Tool #1: Sledgehammer Recruit a buddy to lift a corner with a pry bar. Start slamming at the corners and work your way towards the center. Pry and pull out the broken chunks as they break apart. Don't hit the same spot twice. Keep moving and keep lifting with that pry bar.

https://www.gardenguides.com/info_12173279_much-cement-outdoor-inground-basketball-pole.html

Depth of the Hole How deep you dig the hole for your basketball goal will depend on your region. The bottom of the concrete needs to be lower than the depth where the ground freezes in your area. Usually holes for supporting basketball posts will be between 36 and 48 inches deep.

https://homesteady.com/how-8101694-brace-electrical-pole.html

How to Brace an Electrical Pole Dig the hole 4 feet deep with a diameter twice that of the pole. Hammer four stakes in the ground 20 feet from the pole, 90 degrees apart. Mix fast-setting ready-mix concrete with water in a wheelbarrow and back-fill the hole around the pole with concrete or a suitable composite filling.

https://www.hometowndumpsterrental.com/blog/what-can-and-cant-be-put-in-the-dumpster

Furniture. However, in some locations, upholstered furniture and mattresses are not allowed in landfills; and in others, you can throw furniture and mattresses in a dumpster, but it can come with additional fees depending on your local area's regulations.

https://www.wm.com/us/en/home/residential-home

Bulky Trash Pickup When it can't, Waste Management offers safe and effective solutions to dispose of oversized and bulky items. These items include: Appliances. Furniture.

https://www.wm.com/location/california/ventura-county/west-hills/landfill/acceptable-materials.jsp

The Construction and Demolition Recycling Facility at the Simi Valley Landfill accepts co-mingled C&D waste. Items accepted include non-hazardous materials such as cardboard, drywall, flooring, roofing materials, tile and windows.

https://www.budgetdumpster.com/resources/how-to-dispose-of-furniture.php

These donation centers usually offer furniture pickup: Habitat for Humanity ReStores. Salvation Army (Also allows for drop-off) National Furniture Bank Association (Also allows for drop-off depending on location) Vietnam Veterans Association (Small furniture only) Local Furniture Banks.

https://www.wm.com/location/california/sacramento-valley/winters/residential/bulky.jsp

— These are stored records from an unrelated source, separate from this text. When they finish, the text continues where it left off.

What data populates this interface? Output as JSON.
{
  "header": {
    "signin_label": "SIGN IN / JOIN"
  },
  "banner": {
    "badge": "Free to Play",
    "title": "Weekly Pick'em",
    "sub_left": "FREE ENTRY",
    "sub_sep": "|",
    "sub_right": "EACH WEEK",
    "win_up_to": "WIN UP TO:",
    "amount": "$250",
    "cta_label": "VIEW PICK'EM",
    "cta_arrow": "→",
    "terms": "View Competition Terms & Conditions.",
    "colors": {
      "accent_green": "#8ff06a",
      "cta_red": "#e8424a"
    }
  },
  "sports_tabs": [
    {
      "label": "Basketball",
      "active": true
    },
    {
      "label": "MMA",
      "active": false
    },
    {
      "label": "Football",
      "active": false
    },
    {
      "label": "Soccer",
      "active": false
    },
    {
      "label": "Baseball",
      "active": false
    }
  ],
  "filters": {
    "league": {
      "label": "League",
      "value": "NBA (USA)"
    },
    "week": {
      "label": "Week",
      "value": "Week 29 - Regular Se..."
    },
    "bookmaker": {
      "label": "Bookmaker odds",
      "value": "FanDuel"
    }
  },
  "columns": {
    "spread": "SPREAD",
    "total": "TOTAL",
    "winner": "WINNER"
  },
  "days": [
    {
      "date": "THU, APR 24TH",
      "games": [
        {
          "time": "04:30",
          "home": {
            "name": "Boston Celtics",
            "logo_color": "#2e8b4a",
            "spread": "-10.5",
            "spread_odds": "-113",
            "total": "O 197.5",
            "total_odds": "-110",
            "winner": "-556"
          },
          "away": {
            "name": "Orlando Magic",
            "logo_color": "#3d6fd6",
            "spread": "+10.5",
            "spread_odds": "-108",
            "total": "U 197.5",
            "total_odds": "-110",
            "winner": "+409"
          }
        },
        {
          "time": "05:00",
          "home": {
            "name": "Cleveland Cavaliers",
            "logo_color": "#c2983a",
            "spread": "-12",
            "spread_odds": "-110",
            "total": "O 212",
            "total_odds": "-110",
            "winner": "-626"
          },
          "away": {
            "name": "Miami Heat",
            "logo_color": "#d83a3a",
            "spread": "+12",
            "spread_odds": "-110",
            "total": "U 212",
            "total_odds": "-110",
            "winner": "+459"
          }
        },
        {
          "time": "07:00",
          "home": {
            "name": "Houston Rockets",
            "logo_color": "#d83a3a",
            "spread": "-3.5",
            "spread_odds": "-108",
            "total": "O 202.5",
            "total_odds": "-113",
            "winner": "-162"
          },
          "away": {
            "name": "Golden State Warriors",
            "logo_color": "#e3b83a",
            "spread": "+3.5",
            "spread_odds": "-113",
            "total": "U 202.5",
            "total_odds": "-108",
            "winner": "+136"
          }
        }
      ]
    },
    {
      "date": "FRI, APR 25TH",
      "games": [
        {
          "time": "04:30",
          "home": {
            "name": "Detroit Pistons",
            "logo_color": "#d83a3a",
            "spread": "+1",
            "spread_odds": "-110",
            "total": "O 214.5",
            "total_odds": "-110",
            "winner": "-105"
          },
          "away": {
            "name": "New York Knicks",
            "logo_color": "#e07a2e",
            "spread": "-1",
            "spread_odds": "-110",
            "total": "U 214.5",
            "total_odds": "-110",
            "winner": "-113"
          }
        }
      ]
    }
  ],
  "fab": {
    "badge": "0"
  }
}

Waste Management makes it easy for you to clear your home or property of bulky waste. Furniture, appliances, electronics, wood waste and tires are all examples of bulky waste that Waste Management can collect from your home or dropped off at a yearly collection event.